Prompt: Return only the number of lines in the records below where the string "glyph" shows up.

Dataset entries:
▼

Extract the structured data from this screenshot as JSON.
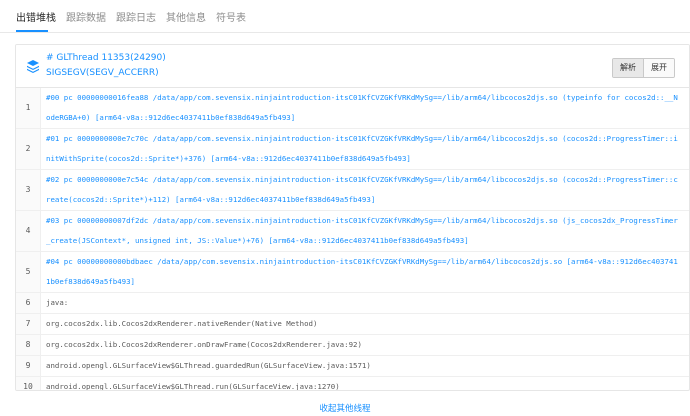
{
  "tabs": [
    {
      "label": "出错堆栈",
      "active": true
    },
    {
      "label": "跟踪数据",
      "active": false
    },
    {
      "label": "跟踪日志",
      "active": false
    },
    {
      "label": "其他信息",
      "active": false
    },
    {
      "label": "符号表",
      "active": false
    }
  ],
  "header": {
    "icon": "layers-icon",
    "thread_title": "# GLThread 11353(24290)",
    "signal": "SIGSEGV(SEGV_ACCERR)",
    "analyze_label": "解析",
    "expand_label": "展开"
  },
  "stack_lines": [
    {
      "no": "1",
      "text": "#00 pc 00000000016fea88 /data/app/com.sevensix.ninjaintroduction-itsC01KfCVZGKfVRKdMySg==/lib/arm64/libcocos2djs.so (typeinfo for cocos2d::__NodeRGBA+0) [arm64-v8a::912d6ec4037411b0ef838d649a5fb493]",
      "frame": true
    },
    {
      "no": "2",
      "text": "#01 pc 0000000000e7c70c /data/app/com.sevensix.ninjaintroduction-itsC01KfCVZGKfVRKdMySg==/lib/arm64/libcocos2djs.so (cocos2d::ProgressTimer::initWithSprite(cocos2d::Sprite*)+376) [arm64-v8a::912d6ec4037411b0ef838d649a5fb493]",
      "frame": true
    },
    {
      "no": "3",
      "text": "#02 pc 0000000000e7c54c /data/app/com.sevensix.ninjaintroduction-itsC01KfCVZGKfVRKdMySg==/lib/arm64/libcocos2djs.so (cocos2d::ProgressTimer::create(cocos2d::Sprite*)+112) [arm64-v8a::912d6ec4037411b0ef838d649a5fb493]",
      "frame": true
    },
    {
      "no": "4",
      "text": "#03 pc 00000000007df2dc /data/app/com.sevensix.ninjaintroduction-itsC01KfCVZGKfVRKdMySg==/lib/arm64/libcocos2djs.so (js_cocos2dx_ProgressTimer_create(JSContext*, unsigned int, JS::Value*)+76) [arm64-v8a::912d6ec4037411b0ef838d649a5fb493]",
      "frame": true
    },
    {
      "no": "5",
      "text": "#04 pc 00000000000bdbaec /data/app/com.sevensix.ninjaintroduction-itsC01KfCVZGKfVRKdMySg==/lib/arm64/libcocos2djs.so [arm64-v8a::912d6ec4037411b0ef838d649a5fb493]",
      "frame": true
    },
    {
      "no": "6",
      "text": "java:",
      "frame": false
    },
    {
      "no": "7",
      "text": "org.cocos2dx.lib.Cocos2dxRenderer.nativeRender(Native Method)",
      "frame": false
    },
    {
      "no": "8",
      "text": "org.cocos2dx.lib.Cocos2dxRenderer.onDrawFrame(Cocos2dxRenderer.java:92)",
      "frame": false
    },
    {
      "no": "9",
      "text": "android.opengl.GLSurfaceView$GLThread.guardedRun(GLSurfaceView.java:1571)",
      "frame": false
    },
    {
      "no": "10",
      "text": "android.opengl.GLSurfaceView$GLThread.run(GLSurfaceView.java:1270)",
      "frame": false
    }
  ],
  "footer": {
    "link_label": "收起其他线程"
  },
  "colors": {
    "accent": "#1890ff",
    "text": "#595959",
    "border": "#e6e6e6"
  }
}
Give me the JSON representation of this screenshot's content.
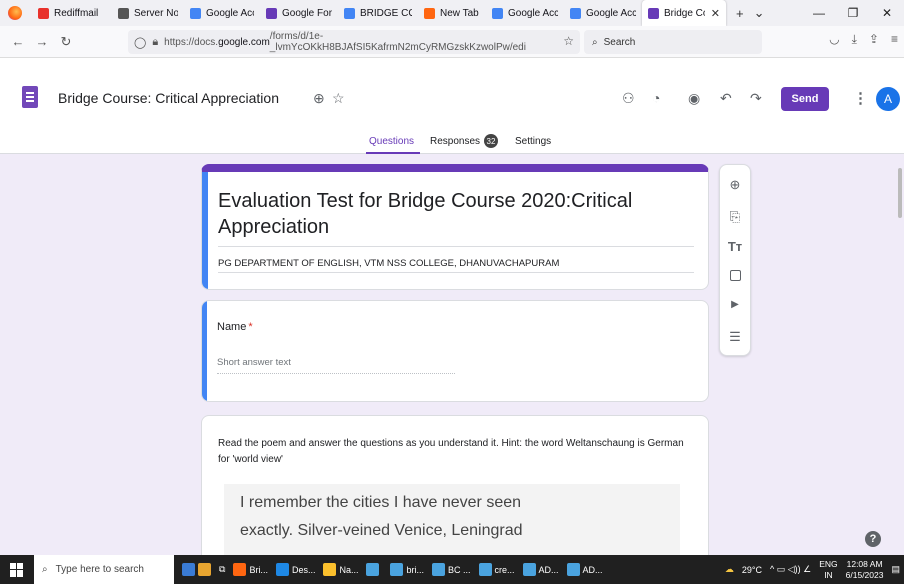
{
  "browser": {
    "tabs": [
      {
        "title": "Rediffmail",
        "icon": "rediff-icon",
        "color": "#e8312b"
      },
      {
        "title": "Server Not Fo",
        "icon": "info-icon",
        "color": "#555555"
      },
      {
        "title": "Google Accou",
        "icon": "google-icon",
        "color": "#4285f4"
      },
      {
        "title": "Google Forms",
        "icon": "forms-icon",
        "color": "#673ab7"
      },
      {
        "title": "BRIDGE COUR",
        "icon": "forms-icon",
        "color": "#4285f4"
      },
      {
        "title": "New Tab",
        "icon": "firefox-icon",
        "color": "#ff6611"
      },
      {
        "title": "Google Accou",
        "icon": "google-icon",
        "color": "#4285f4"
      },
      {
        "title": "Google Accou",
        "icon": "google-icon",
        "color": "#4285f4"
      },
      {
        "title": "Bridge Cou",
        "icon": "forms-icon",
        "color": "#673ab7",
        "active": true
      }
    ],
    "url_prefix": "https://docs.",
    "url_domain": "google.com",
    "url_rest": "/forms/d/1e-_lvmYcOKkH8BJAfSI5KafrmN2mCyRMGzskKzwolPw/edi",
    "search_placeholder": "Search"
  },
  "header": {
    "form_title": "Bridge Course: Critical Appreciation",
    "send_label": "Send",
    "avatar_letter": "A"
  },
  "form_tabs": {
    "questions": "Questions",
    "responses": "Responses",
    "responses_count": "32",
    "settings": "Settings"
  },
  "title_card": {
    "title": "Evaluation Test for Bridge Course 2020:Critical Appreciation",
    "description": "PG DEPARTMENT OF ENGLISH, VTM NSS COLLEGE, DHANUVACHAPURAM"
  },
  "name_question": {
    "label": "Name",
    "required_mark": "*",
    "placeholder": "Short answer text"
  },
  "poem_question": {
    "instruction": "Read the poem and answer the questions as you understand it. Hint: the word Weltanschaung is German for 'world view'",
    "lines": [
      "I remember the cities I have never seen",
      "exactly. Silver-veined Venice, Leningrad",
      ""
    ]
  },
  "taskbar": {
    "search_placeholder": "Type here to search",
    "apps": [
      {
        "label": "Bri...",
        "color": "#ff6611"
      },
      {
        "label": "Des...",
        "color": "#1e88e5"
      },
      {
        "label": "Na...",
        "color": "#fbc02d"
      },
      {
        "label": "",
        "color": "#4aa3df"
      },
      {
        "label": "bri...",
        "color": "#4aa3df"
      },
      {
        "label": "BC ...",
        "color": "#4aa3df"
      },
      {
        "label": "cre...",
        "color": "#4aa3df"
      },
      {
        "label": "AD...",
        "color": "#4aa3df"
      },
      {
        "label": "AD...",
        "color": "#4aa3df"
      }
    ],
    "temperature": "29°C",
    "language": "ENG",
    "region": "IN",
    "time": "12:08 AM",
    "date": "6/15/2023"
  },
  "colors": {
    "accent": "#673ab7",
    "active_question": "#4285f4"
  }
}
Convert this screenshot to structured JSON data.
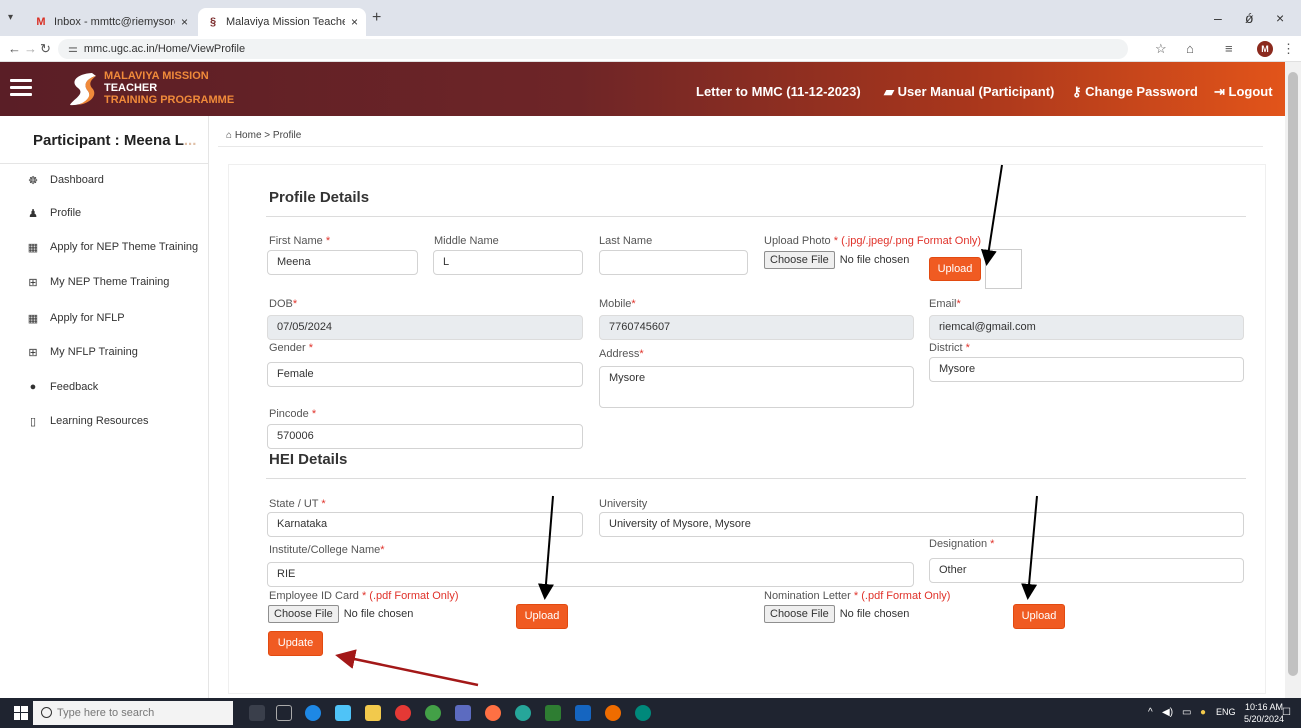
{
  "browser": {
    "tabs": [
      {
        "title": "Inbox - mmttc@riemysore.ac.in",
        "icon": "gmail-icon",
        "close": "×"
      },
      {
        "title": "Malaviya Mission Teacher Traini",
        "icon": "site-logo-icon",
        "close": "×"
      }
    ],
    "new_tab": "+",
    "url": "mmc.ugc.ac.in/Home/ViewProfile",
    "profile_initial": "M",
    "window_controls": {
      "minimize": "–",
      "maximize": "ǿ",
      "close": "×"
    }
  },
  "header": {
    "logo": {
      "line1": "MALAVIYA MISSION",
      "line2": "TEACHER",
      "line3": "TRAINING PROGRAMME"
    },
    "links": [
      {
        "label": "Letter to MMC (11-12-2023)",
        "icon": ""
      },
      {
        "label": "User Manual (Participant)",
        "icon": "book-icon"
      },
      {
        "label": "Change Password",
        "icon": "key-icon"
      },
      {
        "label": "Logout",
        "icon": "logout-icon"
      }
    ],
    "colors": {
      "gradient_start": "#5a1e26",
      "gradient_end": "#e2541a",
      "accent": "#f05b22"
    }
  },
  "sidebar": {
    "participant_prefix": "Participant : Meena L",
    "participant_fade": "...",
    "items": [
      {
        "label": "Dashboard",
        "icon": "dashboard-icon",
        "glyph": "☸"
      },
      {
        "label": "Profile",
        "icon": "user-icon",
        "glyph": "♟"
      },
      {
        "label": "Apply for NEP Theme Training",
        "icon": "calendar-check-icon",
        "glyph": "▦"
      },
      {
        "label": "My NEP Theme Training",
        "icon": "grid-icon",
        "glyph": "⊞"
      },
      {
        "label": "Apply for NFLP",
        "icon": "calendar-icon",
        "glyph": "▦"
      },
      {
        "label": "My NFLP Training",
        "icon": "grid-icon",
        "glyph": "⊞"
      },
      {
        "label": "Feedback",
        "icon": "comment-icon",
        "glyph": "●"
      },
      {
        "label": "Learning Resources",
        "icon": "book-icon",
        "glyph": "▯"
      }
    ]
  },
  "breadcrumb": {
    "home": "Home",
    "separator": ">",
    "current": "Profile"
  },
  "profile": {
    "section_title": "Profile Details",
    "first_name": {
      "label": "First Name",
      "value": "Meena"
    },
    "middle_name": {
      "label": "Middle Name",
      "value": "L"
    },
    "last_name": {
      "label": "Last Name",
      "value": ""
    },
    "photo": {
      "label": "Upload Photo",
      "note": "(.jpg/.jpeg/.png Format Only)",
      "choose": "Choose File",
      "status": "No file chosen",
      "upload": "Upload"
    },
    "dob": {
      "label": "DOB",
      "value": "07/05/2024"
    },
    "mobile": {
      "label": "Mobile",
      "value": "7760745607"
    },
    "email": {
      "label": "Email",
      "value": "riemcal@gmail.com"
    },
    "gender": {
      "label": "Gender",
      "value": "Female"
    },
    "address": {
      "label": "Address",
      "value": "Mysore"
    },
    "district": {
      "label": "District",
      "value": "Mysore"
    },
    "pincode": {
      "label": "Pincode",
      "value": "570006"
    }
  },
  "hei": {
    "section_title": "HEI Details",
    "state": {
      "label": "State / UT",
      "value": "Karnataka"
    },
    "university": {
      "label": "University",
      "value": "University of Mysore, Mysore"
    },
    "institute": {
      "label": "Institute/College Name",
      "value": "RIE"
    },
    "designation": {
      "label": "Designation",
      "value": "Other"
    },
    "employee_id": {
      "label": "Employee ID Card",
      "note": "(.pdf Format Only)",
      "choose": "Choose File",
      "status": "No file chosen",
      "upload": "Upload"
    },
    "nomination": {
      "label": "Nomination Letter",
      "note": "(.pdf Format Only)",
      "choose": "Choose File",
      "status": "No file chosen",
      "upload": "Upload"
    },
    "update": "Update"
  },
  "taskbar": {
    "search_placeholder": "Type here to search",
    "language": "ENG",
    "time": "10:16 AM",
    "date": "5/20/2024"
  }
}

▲

Task answer: 8